By Mass Communication Specialist 2nd Class Matthew R. Cole, USS McCampbell Public Affairs
EAST CHINA SEA – In order to maintain efficiency during deployments, the deck division aboard Arleigh Burke-class guided-missile destroyer USS McCampbell (DDG 85) trains to maintain shipboard readiness.
Each member of the deck division is tasked with supporting the routine operations by participating in training exercises that help improve Sailors’ skills and awareness of the potential hazards surrounding them.
In addition to multiple watches each Sailor stands, the deck division is responsible for a wide variety of unique tasks. This includes anchoring and mooring the ship, taking on fuel and cargo during underway replenishments, supervising flight deck operations and vertical replenishments, taking on passengers, and helicopter in-flight refueling. Each task requires particular training and procedures to be successfully completed.
“Everything depends on the evolution.
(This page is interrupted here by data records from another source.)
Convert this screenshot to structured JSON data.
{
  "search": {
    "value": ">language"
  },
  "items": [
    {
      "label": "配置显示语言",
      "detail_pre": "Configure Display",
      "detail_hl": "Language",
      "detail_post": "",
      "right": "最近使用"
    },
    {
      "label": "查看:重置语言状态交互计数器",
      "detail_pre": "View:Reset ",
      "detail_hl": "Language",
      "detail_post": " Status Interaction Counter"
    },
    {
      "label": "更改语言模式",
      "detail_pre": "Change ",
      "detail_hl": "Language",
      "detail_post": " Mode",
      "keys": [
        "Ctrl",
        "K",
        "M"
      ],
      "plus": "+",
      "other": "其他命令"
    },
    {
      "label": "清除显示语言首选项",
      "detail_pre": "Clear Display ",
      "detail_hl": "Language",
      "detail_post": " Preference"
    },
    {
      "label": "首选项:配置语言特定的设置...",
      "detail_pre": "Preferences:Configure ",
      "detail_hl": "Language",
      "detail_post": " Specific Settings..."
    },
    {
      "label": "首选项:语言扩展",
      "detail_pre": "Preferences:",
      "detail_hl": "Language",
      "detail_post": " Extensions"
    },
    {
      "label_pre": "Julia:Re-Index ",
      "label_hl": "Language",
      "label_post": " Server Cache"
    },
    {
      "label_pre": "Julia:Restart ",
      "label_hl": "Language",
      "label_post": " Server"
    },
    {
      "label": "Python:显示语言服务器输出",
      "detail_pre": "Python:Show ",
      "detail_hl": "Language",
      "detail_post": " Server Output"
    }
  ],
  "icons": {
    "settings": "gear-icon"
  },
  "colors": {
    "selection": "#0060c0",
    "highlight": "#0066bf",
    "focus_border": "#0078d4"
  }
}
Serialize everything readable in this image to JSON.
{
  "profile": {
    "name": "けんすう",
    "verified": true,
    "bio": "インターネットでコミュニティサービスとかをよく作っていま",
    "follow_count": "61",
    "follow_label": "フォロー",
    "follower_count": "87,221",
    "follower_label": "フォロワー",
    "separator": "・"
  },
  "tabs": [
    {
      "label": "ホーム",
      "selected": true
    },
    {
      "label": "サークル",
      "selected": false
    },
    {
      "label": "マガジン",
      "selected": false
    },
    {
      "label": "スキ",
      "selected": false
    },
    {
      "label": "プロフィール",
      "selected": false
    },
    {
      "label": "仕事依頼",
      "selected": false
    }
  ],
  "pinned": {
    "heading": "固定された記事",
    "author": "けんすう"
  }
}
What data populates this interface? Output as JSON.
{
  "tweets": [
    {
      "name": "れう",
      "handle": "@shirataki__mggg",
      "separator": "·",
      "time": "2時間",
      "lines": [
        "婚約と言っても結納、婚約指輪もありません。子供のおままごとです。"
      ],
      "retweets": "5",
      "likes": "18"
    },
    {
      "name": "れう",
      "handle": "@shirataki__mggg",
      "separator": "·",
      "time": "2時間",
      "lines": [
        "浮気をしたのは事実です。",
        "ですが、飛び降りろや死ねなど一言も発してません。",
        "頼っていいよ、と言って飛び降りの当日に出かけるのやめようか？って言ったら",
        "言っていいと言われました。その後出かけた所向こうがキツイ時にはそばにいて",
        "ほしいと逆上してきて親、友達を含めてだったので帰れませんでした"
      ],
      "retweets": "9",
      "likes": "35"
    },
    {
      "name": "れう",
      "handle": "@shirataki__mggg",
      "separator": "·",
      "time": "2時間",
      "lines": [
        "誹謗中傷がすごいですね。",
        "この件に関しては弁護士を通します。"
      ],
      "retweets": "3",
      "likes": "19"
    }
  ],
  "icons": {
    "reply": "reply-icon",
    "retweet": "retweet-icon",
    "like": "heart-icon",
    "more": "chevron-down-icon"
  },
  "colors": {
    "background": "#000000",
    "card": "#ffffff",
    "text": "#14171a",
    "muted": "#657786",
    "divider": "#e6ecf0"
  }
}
If we are doing a vertical replenishment, then we are probably going to get supplies to the ship. To prepare, we conduct our safety walk through, then we proceed with a foreign object debris walk down. When we can we will train our new people for each situation a couple of days in advance,” said Senior Chief (SW) Boatswain’s Mate Junior Ashwood. “This way, everyone will be on the same page, and if I need to have people switch out, we will be prepared no matter the situation. These Sailors are eager to learn and we are making sure we are trained up to run an efficient ship - easy day.”
The high and diverse workload that depends on the deck division makes it critical for each of its 20 Sailors to participate in the numerous evolutions, inspections and work ups.
“The division has it’s hands full, it’s even in charge of the operation small boats, so we get to drive the ridged hull inflatable boats; I even get to drive the ship,” said Boatswain’s Mate Seaman Camille Rowe, deck division’s leading seaman. “We do a few hard checks before we get underway for things like safety jackets and Mark 1s, and we do all the maintenance on every replenishment station, making sure we are ready to go. Since we are responsible for the ship getting underway, we basically have a hand in every evolution.”
Preparation and safety is paramount during any operation, training or otherwise. In the deck division, knowing how to do your job is important - but assuring the safety of the people you work beside is crucial.
“Our deck team works pretty well together and we are able to knock jobs out, but we have to set up for each job making sure we conduct a safe evolution,” said Seaman Apprentice Corey McQueen. “We have to know each other’s strengths and use that to know who we need and where. We make sure not only our equipment is safe to use, but also the gear everyone could use in an emergency, like life rings for a man overboard. Not to mention we can’t do our job if we aren’t safe - we have little room for error.”
Each Sailor plays a vital role in supporting mission readiness and the continuing operation of McCampbell. The time spent training for each job aids in the proficiency of the deck team working together, leaving only one challenge that is difficult to face.
“We have Sailors from all parts of the world and different cultures, and they all bring something amazing to the table. To experience that on a day-to-day basis, and have the opportunity to make them a better Sailor, I can’t think of anything better. The hardest part of my job is transferring Sailors. When we get a Sailor and work side-by-side together, camaraderie is built. Sometimes they get orders or a rating and go off to school, and it’s hard letting good Sailors go. I am extremely proud of my Sailors and the work they do,” said Ashwood.
McCampbell is assigned to Commander, Destroyer Squadron 15 and forward deployed to Yokosuka, Japan, and is currently on patrol in the 7th Fleet area of operations.